Consumer protection for investment in hybrids is the last thing I'd like to deal with here, because I think this is an issue. I have raised it directly with Greg Medcraft, the previous head of ASIC, in a number of estimates, and I know that Mr Medcraft has also raised concerns—not necessarily around the regulation of hybrids, because ASIC have put in place a number of procedures to try to better manage the risk of hybrid securities. For those people who don't know what hybrid securities are, they're essentially a mixture of different basic debt and equity instruments. They are extremely complex. Even my mates who've done CFAs still find them complex. I still find them complex. So I imagine retail investors who may not necessarily have financial backgrounds or be interested in this kind of thing, if they're sold these kinds of instruments and they're getting a 400-basis-point premium over current interest rates, which is a big return, have to ask themselves why they're getting such a big return. Of course, anyone who understands finance knows that that's commensurate with high risk.

So these things can be weapons of mass destruction. We've seen the impacts that hybrids have had, and selling them to retail investors is something I think we should seriously consider banning in this country. At the moment, we're about to pass legislation that make it compulsory for financial advisers to disclose the risks of these hybrid securities to retail investors—to non-sophisticated investors. But I just say this: if even sophisticated investors can get badly burnt playing around with hybrid securities, it's doubly so for mum and dad investors, self-managed super funds and individuals who might be tempted by the lure of making high returns. I don't mind the use of hybrid securities when it comes to hedging risks in your own portfolios.

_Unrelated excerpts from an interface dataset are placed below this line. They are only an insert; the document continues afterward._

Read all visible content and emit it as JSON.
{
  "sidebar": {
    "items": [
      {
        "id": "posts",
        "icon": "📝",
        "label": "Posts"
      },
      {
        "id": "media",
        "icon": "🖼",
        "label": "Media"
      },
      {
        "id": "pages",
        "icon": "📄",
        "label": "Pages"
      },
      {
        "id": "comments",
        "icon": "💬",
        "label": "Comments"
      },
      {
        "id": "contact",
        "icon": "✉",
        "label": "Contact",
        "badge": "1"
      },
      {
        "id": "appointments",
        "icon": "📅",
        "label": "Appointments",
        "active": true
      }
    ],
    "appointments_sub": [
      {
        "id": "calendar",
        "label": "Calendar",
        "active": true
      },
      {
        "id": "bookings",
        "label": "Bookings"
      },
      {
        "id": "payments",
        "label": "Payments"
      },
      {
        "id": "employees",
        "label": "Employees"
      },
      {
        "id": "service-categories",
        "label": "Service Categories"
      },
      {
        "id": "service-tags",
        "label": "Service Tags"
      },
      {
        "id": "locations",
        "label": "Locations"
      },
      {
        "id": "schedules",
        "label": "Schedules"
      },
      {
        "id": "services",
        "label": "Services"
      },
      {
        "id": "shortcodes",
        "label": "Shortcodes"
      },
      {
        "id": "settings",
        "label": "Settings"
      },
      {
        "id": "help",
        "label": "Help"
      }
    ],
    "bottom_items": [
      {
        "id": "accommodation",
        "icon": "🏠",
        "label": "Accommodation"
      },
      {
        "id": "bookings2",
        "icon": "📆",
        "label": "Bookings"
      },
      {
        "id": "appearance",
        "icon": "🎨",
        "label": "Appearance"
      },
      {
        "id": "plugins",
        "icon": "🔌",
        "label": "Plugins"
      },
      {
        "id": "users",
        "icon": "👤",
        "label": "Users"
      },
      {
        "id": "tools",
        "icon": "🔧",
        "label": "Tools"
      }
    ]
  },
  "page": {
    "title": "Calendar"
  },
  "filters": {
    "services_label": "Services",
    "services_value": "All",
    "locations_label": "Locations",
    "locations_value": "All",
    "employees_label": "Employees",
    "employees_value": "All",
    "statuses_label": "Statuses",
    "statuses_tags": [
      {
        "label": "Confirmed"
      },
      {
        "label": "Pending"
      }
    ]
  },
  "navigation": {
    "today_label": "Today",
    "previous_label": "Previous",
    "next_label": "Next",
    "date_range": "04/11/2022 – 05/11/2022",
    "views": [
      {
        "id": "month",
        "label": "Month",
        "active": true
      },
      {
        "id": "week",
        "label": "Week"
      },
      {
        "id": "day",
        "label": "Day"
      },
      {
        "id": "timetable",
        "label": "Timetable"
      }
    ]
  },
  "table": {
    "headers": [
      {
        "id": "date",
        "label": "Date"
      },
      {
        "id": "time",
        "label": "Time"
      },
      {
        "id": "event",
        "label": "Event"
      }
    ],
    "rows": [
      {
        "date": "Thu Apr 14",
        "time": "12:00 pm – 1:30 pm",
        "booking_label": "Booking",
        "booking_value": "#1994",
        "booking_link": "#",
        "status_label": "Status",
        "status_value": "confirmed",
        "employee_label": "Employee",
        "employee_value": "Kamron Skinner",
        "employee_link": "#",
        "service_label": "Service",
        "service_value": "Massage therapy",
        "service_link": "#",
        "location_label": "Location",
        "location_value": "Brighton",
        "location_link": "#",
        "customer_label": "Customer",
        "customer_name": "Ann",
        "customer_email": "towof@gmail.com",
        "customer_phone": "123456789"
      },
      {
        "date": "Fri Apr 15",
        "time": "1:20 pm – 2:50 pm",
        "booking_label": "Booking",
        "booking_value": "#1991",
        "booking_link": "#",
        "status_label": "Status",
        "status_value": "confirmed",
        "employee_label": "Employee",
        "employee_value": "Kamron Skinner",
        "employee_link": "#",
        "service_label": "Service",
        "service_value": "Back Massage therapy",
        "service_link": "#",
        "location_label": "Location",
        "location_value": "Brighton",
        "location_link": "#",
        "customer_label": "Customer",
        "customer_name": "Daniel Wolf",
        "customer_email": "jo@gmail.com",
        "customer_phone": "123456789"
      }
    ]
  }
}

I actually recommended that to people when I was a financial adviser. But to use the instruments yourself in high-risk strategies to make money is very much caveat emptor—buyer beware. Are we really aware of those risks? I don't think so, and I think the previous head of ASIC would agree with that.

The issue of hybrids is slightly different in this bill. It relates to how they might be wound up in the case of a financial crisis. We have some great information here from ASIC as to the size of the hybrid market in this country, and there is the data there on tier 1 and tier 2 instruments and how they would be wound up. Basically, we're assured that just because hybrid securities are complex and they may, when they're wound up, take the deposits or the savings away from investors—nearly always high-net-worth investors; not many low-income Australians would invest in hybrid securities, but I digress—it won't be an issue with the wind-up of hybrid securities either undermining or attacking people's deposits.

Financial system stability should be taken very seriously and should have our utmost attention and scrutiny. I just say to those people out there that are still disappointed that the Senate didn't have a public hearing that they're going to be disappointed when a number of us support this bill today. My belief is that nothing, probably, would have satisfied them, except having the Glass-Steagall Act enacted here in the Senate today. We do take this issue very seriously. Thank you for your submissions and for raising your concerns. It's always important that these things are brought to our attention and that we're held to account. I believe we've done our job today, and we'll continue to do our job.